Data to process:
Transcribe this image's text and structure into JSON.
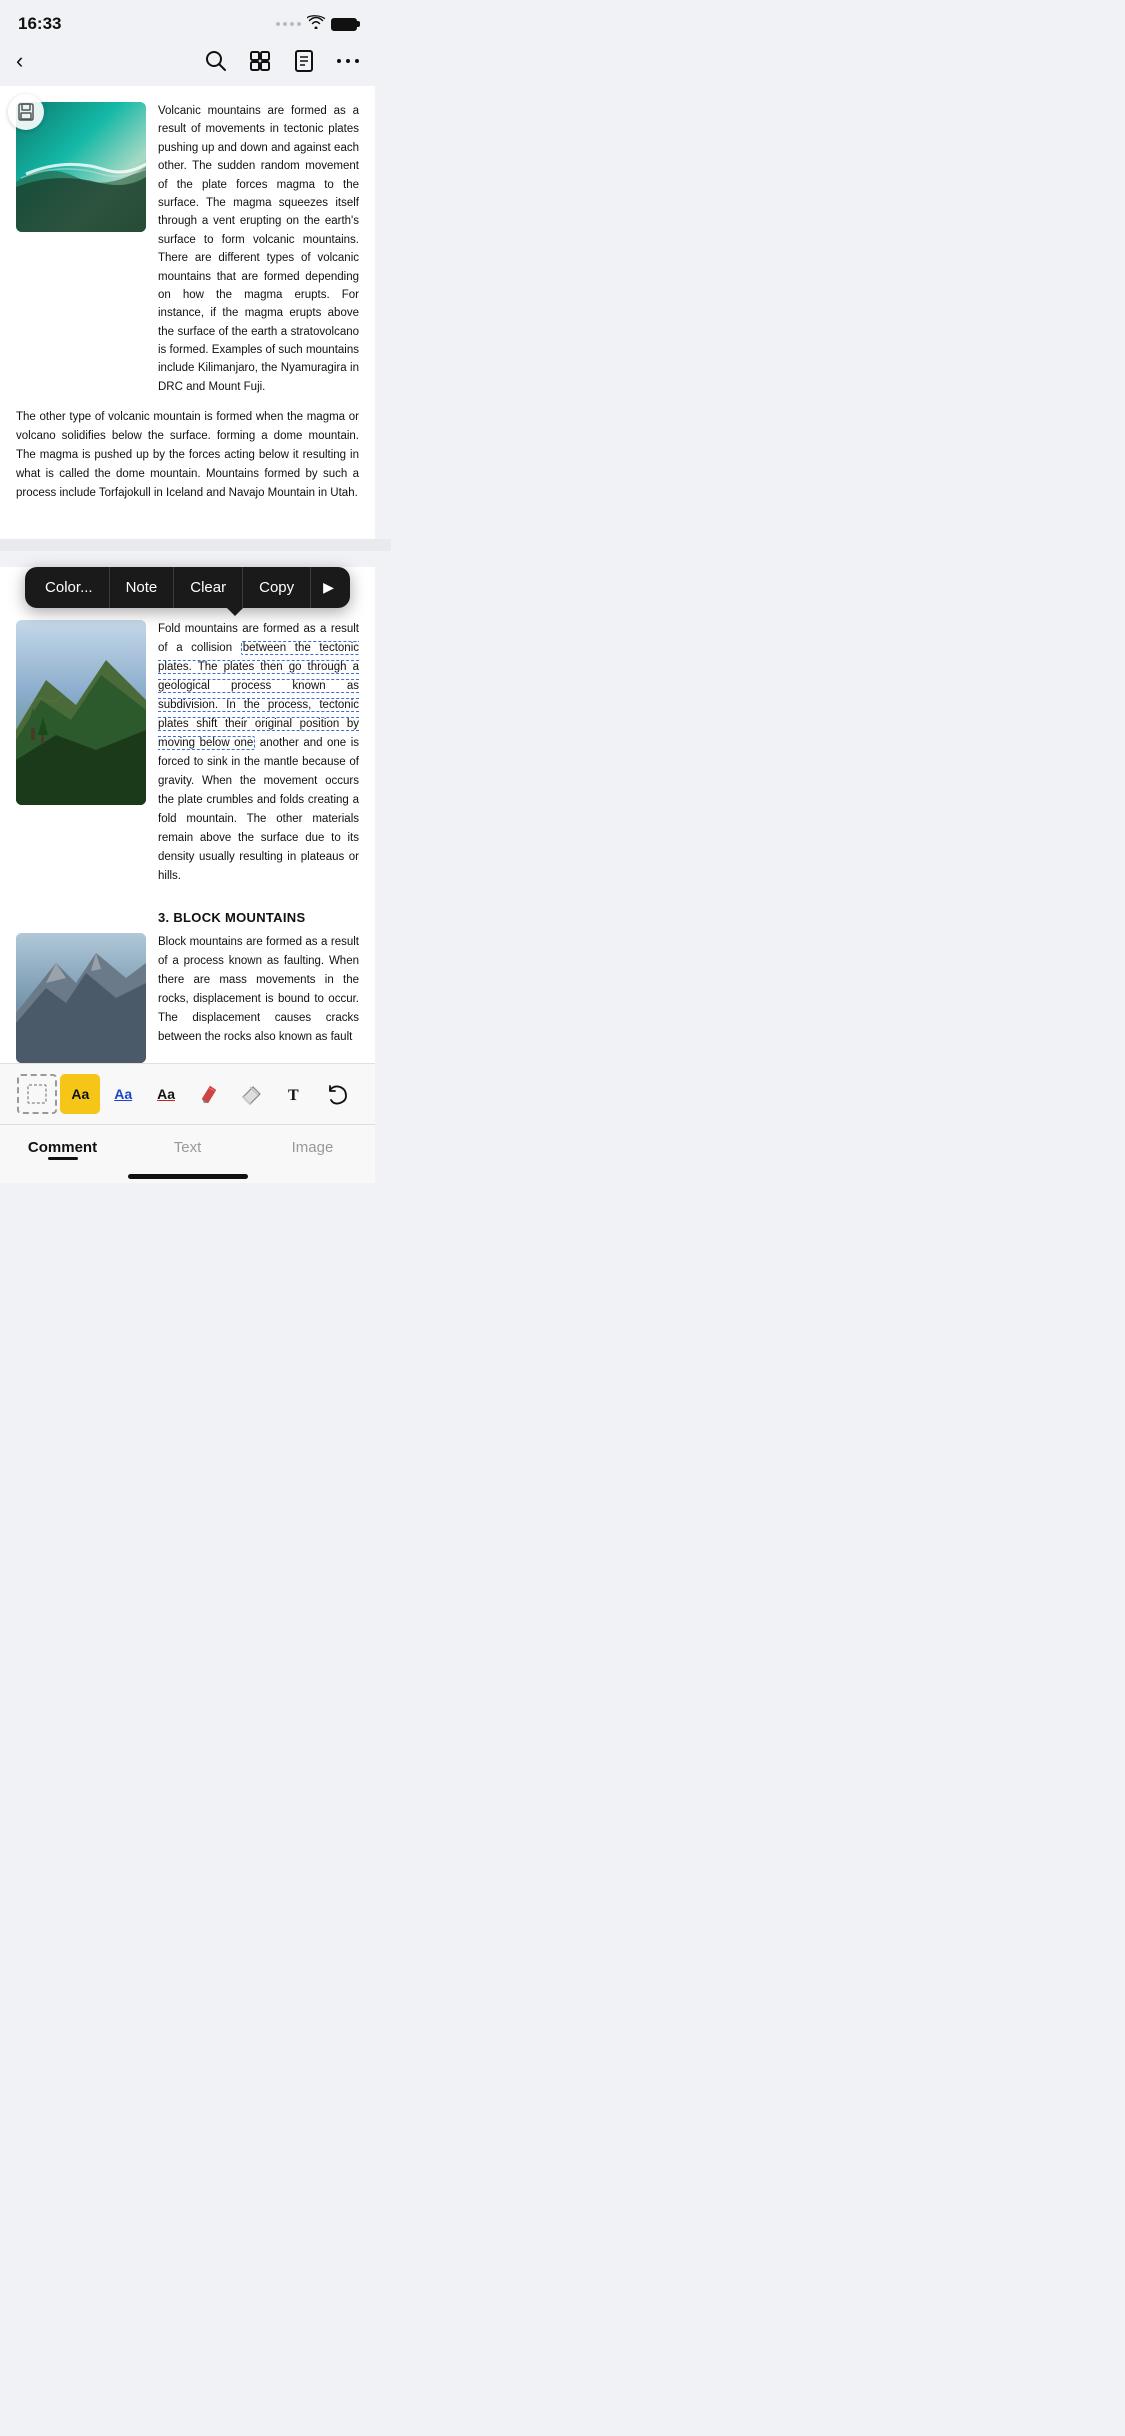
{
  "statusBar": {
    "time": "16:33"
  },
  "toolbar": {
    "backLabel": "‹",
    "searchLabel": "⌕",
    "gridLabel": "⊞",
    "docLabel": "☰",
    "moreLabel": "···"
  },
  "contextMenu": {
    "color": "Color...",
    "note": "Note",
    "clear": "Clear",
    "copy": "Copy",
    "arrow": "▶"
  },
  "bottomTabs": {
    "comment": "Comment",
    "text": "Text",
    "image": "Image"
  },
  "annotationTools": {
    "selection": "",
    "highlight": "Aa",
    "underline": "Aa",
    "text": "Aa"
  },
  "content": {
    "section1": {
      "text": "Volcanic mountains are formed as a result of movements in tectonic plates pushing up and down and against each other. The sudden random movement of the plate forces magma to the surface. The magma squeezes itself through a vent erupting on the earth's surface to form volcanic mountains. There are different types of volcanic mountains that are formed depending on how the magma erupts. For instance, if the magma erupts above the surface of the earth a stratovolcano is formed. Examples of such mountains include Kilimanjaro, the Nyamuragira in DRC and Mount Fuji."
    },
    "section1bottom": {
      "text": "The other type of volcanic mountain is formed when the magma or volcano solidifies below the surface. forming a dome mountain. The magma is pushed up by the forces acting below it resulting in what is called the dome mountain. Mountains formed by such a process include Torfajokull in Iceland and Navajo Mountain in Utah."
    },
    "section2": {
      "text1": "Fold mountains are formed as a result of a collision ",
      "highlight1": "between the tectonic plates. The plates then go through a geological process known as subdivision. In the process, tectonic plates shift their original position by moving below one",
      "text2": " another and one is forced to sink in the mantle because of gravity. When the movement occurs the plate crumbles and folds creating a fold mountain. The other materials remain above the surface due to its density usually resulting in plateaus or hills."
    },
    "section3": {
      "header": "3. BLOCK MOUNTAINS",
      "text": "Block mountains are formed as a result of a process known as faulting. When there are mass movements in the rocks, displacement is bound to occur. The displacement causes cracks between the rocks also known as fault"
    }
  }
}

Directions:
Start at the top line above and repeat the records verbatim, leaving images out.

Solution to this problem:
Transcribe this image's text and structure into JSON.
{
  "statusBar": {
    "time": "16:33"
  },
  "toolbar": {
    "backLabel": "‹",
    "searchLabel": "⌕",
    "gridLabel": "⊞",
    "docLabel": "☰",
    "moreLabel": "···"
  },
  "contextMenu": {
    "color": "Color...",
    "note": "Note",
    "clear": "Clear",
    "copy": "Copy",
    "arrow": "▶"
  },
  "bottomTabs": {
    "comment": "Comment",
    "text": "Text",
    "image": "Image"
  },
  "annotationTools": {
    "selection": "",
    "highlight": "Aa",
    "underline": "Aa",
    "text": "Aa"
  },
  "content": {
    "section1": {
      "text": "Volcanic mountains are formed as a result of movements in tectonic plates pushing up and down and against each other. The sudden random movement of the plate forces magma to the surface. The magma squeezes itself through a vent erupting on the earth's surface to form volcanic mountains. There are different types of volcanic mountains that are formed depending on how the magma erupts. For instance, if the magma erupts above the surface of the earth a stratovolcano is formed. Examples of such mountains include Kilimanjaro, the Nyamuragira in DRC and Mount Fuji."
    },
    "section1bottom": {
      "text": "The other type of volcanic mountain is formed when the magma or volcano solidifies below the surface. forming a dome mountain. The magma is pushed up by the forces acting below it resulting in what is called the dome mountain. Mountains formed by such a process include Torfajokull in Iceland and Navajo Mountain in Utah."
    },
    "section2": {
      "text1": "Fold mountains are formed as a result of a collision ",
      "highlight1": "between the tectonic plates. The plates then go through a geological process known as subdivision. In the process, tectonic plates shift their original position by moving below one",
      "text2": " another and one is forced to sink in the mantle because of gravity. When the movement occurs the plate crumbles and folds creating a fold mountain. The other materials remain above the surface due to its density usually resulting in plateaus or hills."
    },
    "section3": {
      "header": "3. BLOCK MOUNTAINS",
      "text": "Block mountains are formed as a result of a process known as faulting. When there are mass movements in the rocks, displacement is bound to occur. The displacement causes cracks between the rocks also known as fault"
    }
  }
}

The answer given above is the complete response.